## Data extracts:
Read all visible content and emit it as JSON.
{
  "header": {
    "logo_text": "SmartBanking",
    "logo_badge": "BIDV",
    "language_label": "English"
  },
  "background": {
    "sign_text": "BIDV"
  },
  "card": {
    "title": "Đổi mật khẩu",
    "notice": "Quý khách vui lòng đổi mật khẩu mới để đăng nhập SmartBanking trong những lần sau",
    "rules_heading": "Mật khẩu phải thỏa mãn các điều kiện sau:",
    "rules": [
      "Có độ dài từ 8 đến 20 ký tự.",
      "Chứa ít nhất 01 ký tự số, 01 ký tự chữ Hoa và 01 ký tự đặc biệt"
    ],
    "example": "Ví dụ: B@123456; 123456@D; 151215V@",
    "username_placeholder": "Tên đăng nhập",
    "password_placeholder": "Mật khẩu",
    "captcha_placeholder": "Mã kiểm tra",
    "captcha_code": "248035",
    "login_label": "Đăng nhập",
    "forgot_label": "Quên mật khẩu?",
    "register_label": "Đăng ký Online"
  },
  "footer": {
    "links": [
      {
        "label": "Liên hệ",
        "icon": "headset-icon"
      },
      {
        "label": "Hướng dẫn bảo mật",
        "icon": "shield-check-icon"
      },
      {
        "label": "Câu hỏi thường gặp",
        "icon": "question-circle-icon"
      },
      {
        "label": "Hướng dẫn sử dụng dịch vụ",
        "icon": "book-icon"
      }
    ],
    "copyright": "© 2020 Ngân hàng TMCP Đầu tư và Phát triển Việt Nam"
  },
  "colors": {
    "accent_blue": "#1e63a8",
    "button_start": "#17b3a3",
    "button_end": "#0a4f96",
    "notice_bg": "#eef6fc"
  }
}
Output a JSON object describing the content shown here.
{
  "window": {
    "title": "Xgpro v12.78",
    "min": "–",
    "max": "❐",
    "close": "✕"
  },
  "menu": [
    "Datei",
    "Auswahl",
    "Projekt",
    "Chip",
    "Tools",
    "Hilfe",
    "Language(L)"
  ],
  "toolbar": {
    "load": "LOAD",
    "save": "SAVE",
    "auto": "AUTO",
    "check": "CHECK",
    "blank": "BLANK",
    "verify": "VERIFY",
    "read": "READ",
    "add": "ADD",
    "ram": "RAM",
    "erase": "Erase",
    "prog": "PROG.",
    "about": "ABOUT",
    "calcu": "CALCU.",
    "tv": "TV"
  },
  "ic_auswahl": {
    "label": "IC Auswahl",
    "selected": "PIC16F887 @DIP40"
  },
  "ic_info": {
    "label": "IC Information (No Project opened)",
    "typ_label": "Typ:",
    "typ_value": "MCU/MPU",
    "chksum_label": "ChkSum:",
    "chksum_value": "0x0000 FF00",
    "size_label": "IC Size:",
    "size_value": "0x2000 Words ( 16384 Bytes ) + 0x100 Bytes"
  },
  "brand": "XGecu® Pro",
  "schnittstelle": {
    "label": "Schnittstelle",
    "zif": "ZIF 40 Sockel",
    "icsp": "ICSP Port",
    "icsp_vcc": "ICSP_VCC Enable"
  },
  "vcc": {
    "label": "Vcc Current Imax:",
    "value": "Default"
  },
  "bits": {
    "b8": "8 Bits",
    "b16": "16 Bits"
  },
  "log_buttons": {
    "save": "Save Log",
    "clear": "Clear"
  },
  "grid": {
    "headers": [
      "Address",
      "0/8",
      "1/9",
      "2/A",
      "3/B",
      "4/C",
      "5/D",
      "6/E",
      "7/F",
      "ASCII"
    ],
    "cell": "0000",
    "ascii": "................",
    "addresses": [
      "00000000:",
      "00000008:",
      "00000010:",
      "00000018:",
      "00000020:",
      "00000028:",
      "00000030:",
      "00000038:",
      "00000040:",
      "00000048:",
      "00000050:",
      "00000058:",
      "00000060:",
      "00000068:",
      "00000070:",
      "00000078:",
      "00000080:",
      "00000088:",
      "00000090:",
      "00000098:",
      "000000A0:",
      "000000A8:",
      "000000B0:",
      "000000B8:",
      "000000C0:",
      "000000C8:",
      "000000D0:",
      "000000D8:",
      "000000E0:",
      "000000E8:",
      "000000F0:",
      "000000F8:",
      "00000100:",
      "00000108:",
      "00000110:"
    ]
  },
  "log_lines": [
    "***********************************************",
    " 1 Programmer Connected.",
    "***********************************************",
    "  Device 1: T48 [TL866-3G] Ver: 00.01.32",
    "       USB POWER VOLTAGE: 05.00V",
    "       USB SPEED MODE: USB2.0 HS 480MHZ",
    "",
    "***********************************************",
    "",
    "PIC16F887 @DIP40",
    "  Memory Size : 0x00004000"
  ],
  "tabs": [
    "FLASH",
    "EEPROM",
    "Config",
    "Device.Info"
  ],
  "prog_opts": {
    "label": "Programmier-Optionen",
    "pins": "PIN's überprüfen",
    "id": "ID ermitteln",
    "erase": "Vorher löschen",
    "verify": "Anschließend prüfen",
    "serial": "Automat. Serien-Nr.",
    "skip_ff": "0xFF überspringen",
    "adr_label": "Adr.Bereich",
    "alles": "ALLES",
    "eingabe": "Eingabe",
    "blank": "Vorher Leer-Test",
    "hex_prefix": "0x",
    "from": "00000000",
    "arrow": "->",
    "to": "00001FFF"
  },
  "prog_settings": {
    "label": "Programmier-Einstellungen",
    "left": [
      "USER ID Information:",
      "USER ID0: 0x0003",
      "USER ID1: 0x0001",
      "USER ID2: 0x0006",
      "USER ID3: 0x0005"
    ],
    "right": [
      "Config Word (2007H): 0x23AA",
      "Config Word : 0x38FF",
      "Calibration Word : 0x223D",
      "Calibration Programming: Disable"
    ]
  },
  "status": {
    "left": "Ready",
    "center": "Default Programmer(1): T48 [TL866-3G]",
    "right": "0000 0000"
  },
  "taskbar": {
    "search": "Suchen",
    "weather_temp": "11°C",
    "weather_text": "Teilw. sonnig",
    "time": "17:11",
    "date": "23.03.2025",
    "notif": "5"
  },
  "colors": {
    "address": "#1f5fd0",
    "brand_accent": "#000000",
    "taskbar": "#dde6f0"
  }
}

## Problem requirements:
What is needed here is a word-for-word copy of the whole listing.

## Answer to the exercise:
Read all visible content and emit it as JSON.
{
  "header": {
    "logo_text": "SmartBanking",
    "logo_badge": "BIDV",
    "language_label": "English"
  },
  "background": {
    "sign_text": "BIDV"
  },
  "card": {
    "title": "Đổi mật khẩu",
    "notice": "Quý khách vui lòng đổi mật khẩu mới để đăng nhập SmartBanking trong những lần sau",
    "rules_heading": "Mật khẩu phải thỏa mãn các điều kiện sau:",
    "rules": [
      "Có độ dài từ 8 đến 20 ký tự.",
      "Chứa ít nhất 01 ký tự số, 01 ký tự chữ Hoa và 01 ký tự đặc biệt"
    ],
    "example": "Ví dụ: B@123456; 123456@D; 151215V@",
    "username_placeholder": "Tên đăng nhập",
    "password_placeholder": "Mật khẩu",
    "captcha_placeholder": "Mã kiểm tra",
    "captcha_code": "248035",
    "login_label": "Đăng nhập",
    "forgot_label": "Quên mật khẩu?",
    "register_label": "Đăng ký Online"
  },
  "footer": {
    "links": [
      {
        "label": "Liên hệ",
        "icon": "headset-icon"
      },
      {
        "label": "Hướng dẫn bảo mật",
        "icon": "shield-check-icon"
      },
      {
        "label": "Câu hỏi thường gặp",
        "icon": "question-circle-icon"
      },
      {
        "label": "Hướng dẫn sử dụng dịch vụ",
        "icon": "book-icon"
      }
    ],
    "copyright": "© 2020 Ngân hàng TMCP Đầu tư và Phát triển Việt Nam"
  },
  "colors": {
    "accent_blue": "#1e63a8",
    "button_start": "#17b3a3",
    "button_end": "#0a4f96",
    "notice_bg": "#eef6fc"
  }
}
Output a JSON object describing the content shown here.
{
  "window": {
    "title": "Xgpro v12.78",
    "min": "–",
    "max": "❐",
    "close": "✕"
  },
  "menu": [
    "Datei",
    "Auswahl",
    "Projekt",
    "Chip",
    "Tools",
    "Hilfe",
    "Language(L)"
  ],
  "toolbar": {
    "load": "LOAD",
    "save": "SAVE",
    "auto": "AUTO",
    "check": "CHECK",
    "blank": "BLANK",
    "verify": "VERIFY",
    "read": "READ",
    "add": "ADD",
    "ram": "RAM",
    "erase": "Erase",
    "prog": "PROG.",
    "about": "ABOUT",
    "calcu": "CALCU.",
    "tv": "TV"
  },
  "ic_auswahl": {
    "label": "IC Auswahl",
    "selected": "PIC16F887 @DIP40"
  },
  "ic_info": {
    "label": "IC Information (No Project opened)",
    "typ_label": "Typ:",
    "typ_value": "MCU/MPU",
    "chksum_label": "ChkSum:",
    "chksum_value": "0x0000 FF00",
    "size_label": "IC Size:",
    "size_value": "0x2000 Words ( 16384 Bytes ) + 0x100 Bytes"
  },
  "brand": "XGecu® Pro",
  "schnittstelle": {
    "label": "Schnittstelle",
    "zif": "ZIF 40 Sockel",
    "icsp": "ICSP Port",
    "icsp_vcc": "ICSP_VCC Enable"
  },
  "vcc": {
    "label": "Vcc Current Imax:",
    "value": "Default"
  },
  "bits": {
    "b8": "8 Bits",
    "b16": "16 Bits"
  },
  "log_buttons": {
    "save": "Save Log",
    "clear": "Clear"
  },
  "grid": {
    "headers": [
      "Address",
      "0/8",
      "1/9",
      "2/A",
      "3/B",
      "4/C",
      "5/D",
      "6/E",
      "7/F",
      "ASCII"
    ],
    "cell": "0000",
    "ascii": "................",
    "addresses": [
      "00000000:",
      "00000008:",
      "00000010:",
      "00000018:",
      "00000020:",
      "00000028:",
      "00000030:",
      "00000038:",
      "00000040:",
      "00000048:",
      "00000050:",
      "00000058:",
      "00000060:",
      "00000068:",
      "00000070:",
      "00000078:",
      "00000080:",
      "00000088:",
      "00000090:",
      "00000098:",
      "000000A0:",
      "000000A8:",
      "000000B0:",
      "000000B8:",
      "000000C0:",
      "000000C8:",
      "000000D0:",
      "000000D8:",
      "000000E0:",
      "000000E8:",
      "000000F0:",
      "000000F8:",
      "00000100:",
      "00000108:",
      "00000110:"
    ]
  },
  "log_lines": [
    "***********************************************",
    " 1 Programmer Connected.",
    "***********************************************",
    "  Device 1: T48 [TL866-3G] Ver: 00.01.32",
    "       USB POWER VOLTAGE: 05.00V",
    "       USB SPEED MODE: USB2.0 HS 480MHZ",
    "",
    "***********************************************",
    "",
    "PIC16F887 @DIP40",
    "  Memory Size : 0x00004000"
  ],
  "tabs": [
    "FLASH",
    "EEPROM",
    "Config",
    "Device.Info"
  ],
  "prog_opts": {
    "label": "Programmier-Optionen",
    "pins": "PIN's überprüfen",
    "id": "ID ermitteln",
    "erase": "Vorher löschen",
    "verify": "Anschließend prüfen",
    "serial": "Automat. Serien-Nr.",
    "skip_ff": "0xFF überspringen",
    "adr_label": "Adr.Bereich",
    "alles": "ALLES",
    "eingabe": "Eingabe",
    "blank": "Vorher Leer-Test",
    "hex_prefix": "0x",
    "from": "00000000",
    "arrow": "->",
    "to": "00001FFF"
  },
  "prog_settings": {
    "label": "Programmier-Einstellungen",
    "left": [
      "USER ID Information:",
      "USER ID0: 0x0003",
      "USER ID1: 0x0001",
      "USER ID2: 0x0006",
      "USER ID3: 0x0005"
    ],
    "right": [
      "Config Word (2007H): 0x23AA",
      "Config Word : 0x38FF",
      "Calibration Word : 0x223D",
      "Calibration Programming: Disable"
    ]
  },
  "status": {
    "left": "Ready",
    "center": "Default Programmer(1): T48 [TL866-3G]",
    "right": "0000 0000"
  },
  "taskbar": {
    "search": "Suchen",
    "weather_temp": "11°C",
    "weather_text": "Teilw. sonnig",
    "time": "17:11",
    "date": "23.03.2025",
    "notif": "5"
  },
  "colors": {
    "address": "#1f5fd0",
    "brand_accent": "#000000",
    "taskbar": "#dde6f0"
  }
}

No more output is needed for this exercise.